***** Data for this exercise

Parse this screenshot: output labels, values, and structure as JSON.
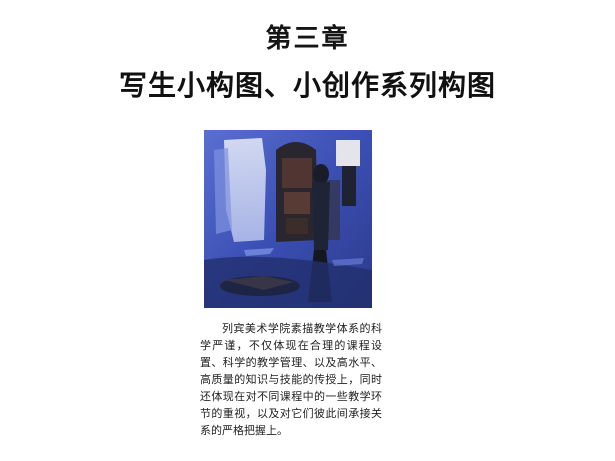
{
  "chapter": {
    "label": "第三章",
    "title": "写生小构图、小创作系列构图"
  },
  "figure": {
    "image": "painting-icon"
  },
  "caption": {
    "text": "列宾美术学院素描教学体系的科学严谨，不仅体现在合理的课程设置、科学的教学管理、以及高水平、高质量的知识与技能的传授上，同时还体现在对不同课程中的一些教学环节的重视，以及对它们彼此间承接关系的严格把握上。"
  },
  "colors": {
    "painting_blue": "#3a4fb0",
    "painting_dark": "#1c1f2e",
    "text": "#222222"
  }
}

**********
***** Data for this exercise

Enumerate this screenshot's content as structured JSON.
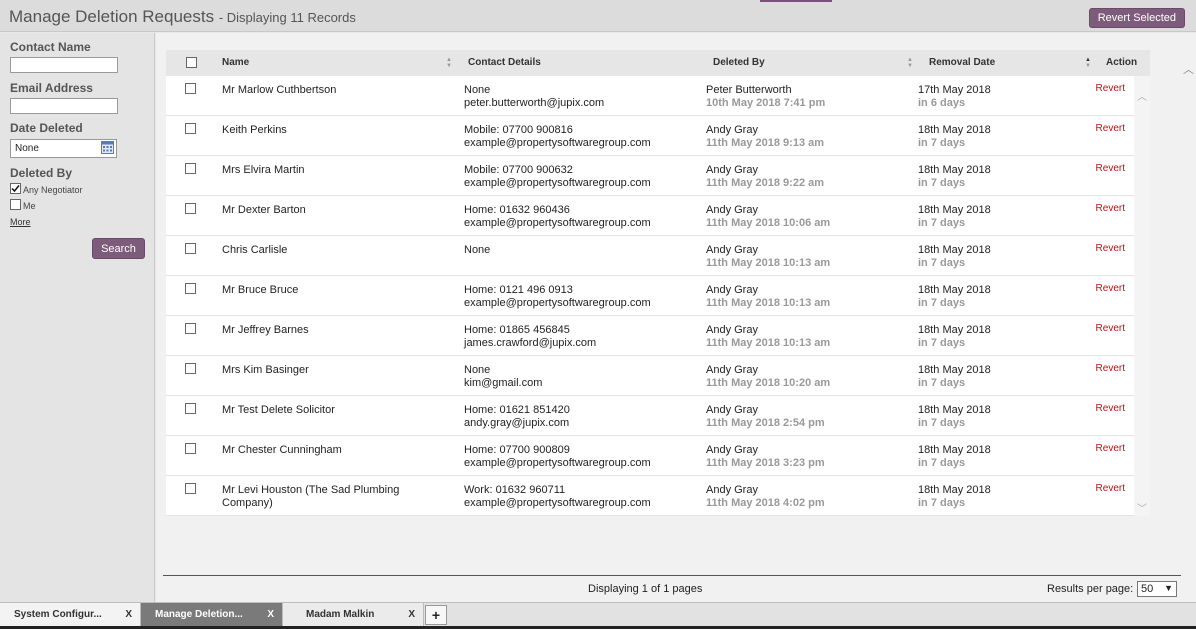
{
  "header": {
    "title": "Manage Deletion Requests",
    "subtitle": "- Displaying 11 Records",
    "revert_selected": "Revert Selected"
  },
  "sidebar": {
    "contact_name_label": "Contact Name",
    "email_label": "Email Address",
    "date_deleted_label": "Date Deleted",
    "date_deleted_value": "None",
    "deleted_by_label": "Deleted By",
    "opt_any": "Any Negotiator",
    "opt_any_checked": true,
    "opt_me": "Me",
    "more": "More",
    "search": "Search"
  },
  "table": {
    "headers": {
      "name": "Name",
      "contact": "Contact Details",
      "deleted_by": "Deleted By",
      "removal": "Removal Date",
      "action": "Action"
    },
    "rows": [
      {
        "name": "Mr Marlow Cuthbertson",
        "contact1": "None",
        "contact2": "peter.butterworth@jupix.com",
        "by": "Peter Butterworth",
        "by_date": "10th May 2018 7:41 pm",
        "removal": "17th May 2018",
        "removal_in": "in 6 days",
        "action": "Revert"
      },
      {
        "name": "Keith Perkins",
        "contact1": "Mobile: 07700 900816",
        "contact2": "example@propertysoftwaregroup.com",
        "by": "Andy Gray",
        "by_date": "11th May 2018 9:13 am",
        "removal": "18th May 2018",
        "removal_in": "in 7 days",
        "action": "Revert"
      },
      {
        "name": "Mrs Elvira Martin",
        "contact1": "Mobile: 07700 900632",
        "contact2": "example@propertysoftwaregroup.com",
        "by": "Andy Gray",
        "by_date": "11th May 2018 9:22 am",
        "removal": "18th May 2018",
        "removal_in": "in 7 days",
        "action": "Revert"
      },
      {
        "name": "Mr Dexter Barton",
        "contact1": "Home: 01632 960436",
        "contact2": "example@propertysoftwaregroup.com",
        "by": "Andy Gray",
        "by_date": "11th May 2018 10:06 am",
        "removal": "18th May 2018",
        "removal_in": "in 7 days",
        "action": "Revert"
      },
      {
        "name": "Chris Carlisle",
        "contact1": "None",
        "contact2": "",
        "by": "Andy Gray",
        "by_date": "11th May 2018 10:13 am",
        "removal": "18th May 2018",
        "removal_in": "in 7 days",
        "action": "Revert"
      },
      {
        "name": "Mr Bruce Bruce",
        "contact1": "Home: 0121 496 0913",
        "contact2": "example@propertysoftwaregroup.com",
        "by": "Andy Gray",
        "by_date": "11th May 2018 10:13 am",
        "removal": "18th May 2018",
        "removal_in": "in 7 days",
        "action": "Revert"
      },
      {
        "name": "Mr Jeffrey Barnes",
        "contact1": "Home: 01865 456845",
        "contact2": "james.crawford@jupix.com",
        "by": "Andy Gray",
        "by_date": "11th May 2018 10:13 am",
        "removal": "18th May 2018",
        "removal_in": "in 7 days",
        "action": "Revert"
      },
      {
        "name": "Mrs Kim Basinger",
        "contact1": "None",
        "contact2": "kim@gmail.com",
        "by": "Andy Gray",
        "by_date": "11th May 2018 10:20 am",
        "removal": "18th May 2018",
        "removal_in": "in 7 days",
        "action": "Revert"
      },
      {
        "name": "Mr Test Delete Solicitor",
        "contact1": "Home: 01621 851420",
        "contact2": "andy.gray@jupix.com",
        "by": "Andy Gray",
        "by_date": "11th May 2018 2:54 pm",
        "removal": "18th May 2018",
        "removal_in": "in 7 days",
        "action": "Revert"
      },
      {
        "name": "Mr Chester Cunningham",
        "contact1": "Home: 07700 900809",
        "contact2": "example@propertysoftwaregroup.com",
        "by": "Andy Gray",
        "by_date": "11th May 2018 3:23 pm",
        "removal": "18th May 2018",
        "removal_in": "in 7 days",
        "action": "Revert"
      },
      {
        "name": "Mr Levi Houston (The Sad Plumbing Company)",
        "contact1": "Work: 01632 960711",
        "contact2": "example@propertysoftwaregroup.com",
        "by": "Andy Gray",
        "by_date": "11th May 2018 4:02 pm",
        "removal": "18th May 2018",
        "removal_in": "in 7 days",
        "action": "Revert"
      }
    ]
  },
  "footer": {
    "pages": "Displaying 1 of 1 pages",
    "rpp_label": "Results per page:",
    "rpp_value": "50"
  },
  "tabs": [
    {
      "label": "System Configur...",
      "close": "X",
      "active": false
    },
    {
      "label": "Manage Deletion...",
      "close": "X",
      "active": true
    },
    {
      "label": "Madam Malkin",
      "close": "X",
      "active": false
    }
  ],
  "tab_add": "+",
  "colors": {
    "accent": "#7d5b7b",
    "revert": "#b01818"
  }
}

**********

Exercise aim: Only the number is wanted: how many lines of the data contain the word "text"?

Exercise result: 2